The Regional Economic Development Minister Shane Jones put his foot down and announced a plan to put beneficiaries into work, recently. The move was erroneously called “Work for the Dole”, but is in reality a plan to stamp out unemployment in regional New Zealand by enticing those receiving the unemployment benefit to work minimum wage, community-based jobs.
Those jobs are most likely linked to Jones’ other initiative of planting one billion trees in the regions, thus we should expect to see unemployed New Zealanders going out to plant trees as part of this work scheme. The plan was targeted by critics, calling the plan “demeaning” to the unemployed and some even compared it to “slavery”.

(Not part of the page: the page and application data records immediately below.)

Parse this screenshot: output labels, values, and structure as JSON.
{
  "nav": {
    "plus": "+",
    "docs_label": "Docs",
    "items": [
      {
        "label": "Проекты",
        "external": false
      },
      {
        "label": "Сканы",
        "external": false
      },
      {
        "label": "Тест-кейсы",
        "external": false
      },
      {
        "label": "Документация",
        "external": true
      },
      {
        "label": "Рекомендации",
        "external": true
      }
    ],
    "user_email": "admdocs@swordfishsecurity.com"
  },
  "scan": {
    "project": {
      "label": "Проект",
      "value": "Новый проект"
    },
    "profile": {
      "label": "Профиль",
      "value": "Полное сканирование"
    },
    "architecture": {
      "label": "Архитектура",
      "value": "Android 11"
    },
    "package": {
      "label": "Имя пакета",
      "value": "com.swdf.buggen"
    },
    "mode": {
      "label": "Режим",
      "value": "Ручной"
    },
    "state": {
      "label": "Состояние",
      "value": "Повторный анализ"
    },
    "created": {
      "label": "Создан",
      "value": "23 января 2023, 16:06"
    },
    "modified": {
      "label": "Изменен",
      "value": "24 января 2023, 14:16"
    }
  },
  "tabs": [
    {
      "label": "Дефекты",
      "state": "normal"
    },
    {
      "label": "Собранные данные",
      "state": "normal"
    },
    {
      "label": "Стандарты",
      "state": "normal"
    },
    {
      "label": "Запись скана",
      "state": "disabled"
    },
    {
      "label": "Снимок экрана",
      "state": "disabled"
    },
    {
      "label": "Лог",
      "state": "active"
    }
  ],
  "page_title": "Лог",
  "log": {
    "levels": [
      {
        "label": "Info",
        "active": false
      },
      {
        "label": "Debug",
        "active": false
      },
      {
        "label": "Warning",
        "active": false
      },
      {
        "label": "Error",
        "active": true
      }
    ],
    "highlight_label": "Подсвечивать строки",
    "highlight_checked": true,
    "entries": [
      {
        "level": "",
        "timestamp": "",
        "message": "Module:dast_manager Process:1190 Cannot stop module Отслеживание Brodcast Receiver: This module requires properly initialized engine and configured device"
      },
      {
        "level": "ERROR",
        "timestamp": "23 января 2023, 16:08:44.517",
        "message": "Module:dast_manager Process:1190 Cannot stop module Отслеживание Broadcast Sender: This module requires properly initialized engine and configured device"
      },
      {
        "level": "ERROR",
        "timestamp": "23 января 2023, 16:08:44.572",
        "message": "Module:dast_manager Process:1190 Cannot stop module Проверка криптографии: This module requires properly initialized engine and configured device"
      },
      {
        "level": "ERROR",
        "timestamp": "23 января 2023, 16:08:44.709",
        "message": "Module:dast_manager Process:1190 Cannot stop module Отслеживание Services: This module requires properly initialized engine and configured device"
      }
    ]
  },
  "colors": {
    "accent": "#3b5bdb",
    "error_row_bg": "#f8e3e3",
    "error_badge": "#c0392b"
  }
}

Yet what can be more demeaning than to be able-bodied yet not in employment? A feature article published recently outlined the difficulty of finding work in the Northland region, the author intended it to be a counter to Jones’ work scheme plan. Yet the grievance aired by the beneficiary – a teenager named John Smith – gave the best defense for the said plan, there are not many private employers hiring workers in the economically troubled region so the state creating jobs would actually help his plight.
Smith also echoed the concerns shared by the Hon. Shane Jones, he admits that many people his age who are out of employment resort to illegal activities such as drug abuse and vandalism. The Minister wants his initiative to counter the allure of gangs to unemployed youth, saying he did not want his “ne’er-do-well neph[ews] fall victim to the gangs”. His sentiments are further backed by a Parliamentary research paper published in 2009, which states that “gangs more likely to grow in depressed or disorganized communities” and drawing a link between youth delinquency and economic deprivation.

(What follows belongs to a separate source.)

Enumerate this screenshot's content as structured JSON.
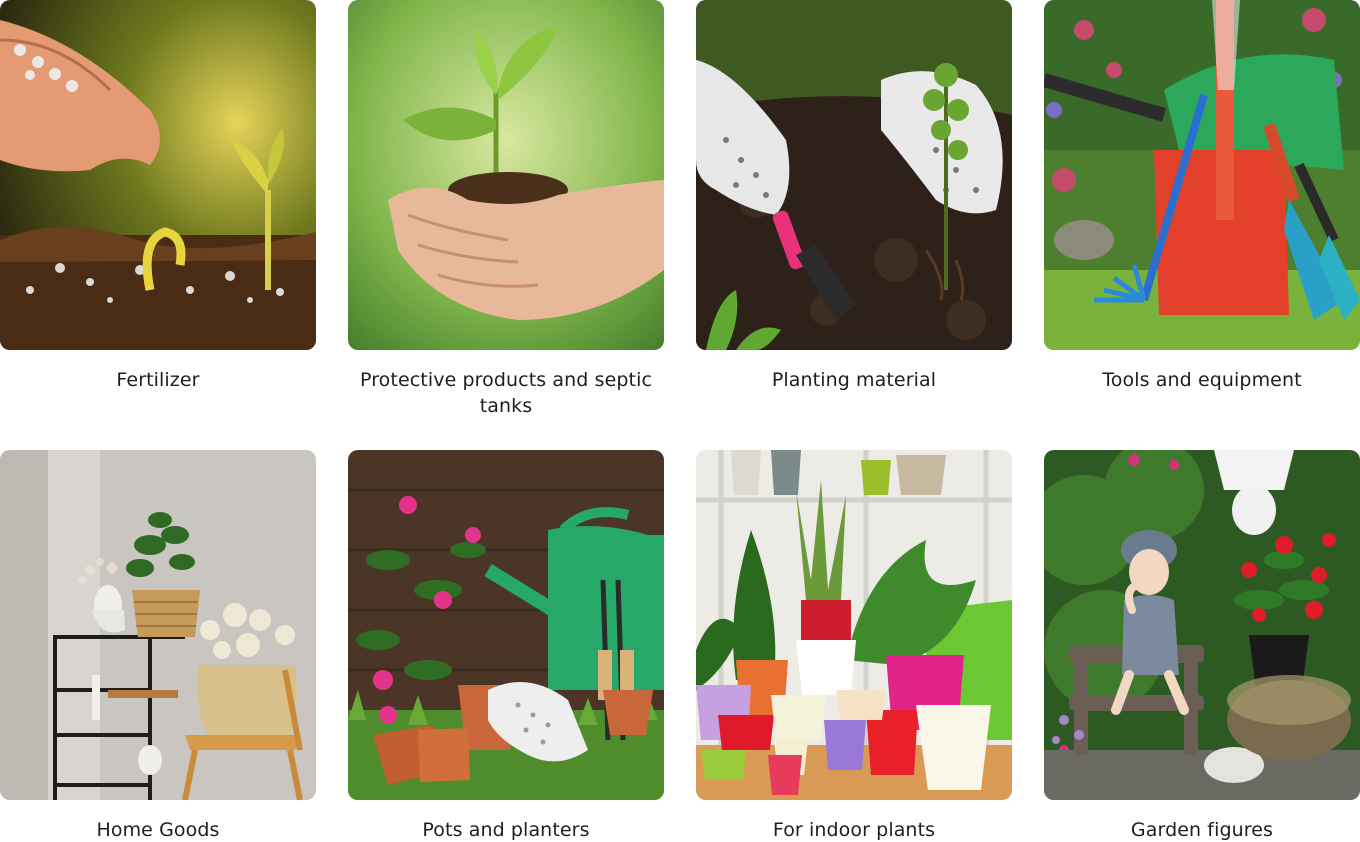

If the state can provide these NEETs (not in employment, education or training) with meaningful tasks to fulfill, not only will they be too preoccupied to partake in criminal activities but they will also see their disposable incomes increase and will then create a flow-on economic effect to the rest of the local economy.
It is also a well-known fact that rural New Zealanders are disproportionately affected by mental health problems, with scarce employment opportunities and inaccessibility of mental health services the most likely culprits. By producing economic activities for the unemployed in the regions, Jones’ programme stands to help stymie mental health problems as well. Research also informs us that inactivity can worsen depression among those who suffer from it, hence by performing physical activities we prevent depressive episodes from happening.

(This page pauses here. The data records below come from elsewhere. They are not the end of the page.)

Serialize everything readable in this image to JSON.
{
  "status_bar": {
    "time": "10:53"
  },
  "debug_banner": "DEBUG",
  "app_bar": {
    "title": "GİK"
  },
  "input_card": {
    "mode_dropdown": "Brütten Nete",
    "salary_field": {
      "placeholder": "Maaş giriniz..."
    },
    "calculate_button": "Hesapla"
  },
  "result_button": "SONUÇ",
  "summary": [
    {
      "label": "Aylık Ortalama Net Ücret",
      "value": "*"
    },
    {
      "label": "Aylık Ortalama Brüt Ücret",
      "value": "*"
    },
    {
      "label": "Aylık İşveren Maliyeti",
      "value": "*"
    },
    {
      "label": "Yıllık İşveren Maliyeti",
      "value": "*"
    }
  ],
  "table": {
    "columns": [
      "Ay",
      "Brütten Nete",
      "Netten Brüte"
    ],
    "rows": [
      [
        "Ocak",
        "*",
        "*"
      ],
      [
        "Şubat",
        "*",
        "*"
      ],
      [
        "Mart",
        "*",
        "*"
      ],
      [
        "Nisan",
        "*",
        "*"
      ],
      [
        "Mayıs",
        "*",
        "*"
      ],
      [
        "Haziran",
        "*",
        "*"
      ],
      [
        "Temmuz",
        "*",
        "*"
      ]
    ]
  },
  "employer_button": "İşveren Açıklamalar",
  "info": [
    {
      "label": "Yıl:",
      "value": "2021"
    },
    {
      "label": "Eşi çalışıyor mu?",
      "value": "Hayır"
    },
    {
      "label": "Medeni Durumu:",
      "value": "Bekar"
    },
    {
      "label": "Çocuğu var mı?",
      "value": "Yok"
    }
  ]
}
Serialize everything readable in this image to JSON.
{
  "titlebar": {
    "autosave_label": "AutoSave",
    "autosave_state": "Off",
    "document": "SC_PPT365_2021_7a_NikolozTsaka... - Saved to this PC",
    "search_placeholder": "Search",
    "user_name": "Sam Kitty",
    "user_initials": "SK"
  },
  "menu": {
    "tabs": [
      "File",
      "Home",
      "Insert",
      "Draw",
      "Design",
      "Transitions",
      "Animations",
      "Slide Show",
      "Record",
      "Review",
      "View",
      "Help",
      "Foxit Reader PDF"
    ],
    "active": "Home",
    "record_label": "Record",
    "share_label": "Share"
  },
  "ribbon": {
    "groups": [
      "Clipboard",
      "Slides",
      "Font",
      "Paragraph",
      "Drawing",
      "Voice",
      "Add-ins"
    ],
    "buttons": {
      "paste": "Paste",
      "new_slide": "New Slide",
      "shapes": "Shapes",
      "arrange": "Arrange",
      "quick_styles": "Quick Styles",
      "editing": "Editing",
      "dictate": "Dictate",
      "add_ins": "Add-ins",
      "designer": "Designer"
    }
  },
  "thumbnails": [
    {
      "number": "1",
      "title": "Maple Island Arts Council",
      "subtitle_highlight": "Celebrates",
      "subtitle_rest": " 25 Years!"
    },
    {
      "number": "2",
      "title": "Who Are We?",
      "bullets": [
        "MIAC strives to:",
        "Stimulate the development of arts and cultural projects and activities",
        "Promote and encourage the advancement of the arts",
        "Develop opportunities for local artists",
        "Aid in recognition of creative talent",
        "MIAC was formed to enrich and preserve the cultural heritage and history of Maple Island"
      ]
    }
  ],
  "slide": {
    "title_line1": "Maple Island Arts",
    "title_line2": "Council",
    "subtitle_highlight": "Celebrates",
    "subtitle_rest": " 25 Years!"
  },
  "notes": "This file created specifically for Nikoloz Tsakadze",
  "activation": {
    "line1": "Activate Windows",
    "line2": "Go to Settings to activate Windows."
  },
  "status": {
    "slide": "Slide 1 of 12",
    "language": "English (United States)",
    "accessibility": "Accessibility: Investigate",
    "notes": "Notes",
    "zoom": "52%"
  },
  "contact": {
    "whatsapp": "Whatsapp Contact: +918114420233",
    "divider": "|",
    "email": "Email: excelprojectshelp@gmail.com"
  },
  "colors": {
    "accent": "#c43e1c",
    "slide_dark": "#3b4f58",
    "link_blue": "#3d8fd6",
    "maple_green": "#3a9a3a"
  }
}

Jones’ detractors point out that his plan was made off-the-cuff and did not have the backing of New Zealand First’s coalition partner, the New Zealand Labour Party. However, the Prime Minister and the latter party’s leader Jacinda Ardern has already stated that she would support a “work for the minimum wage” programme which is precisely what her Minister envisions to produce. In that televised interview with Q+A, Jones clearly stated that the beneficiaries who will be targeted with this policy will be paid a minimum wage where necessary.
At the same time, in November 2016 the Labour Party also presented a similar policy they labelled “Ready for Work”. This policy according to a factsheet on their website wants “all young people, who are able, will be in work, training or education.” Many opponents of Jones’ plan state that it is unethical to force beneficiaries to work, but they do not realize that Ardern’s party also plans to do the same.
It should be expected that such a plan would cop out a barrage of criticisms: it is bold and politically risky, but is definitely necessary. The Hon. Shane Jones would have undoubtedly predicted this initiative would be unpopular, which is why he deserves all the props for pushing it.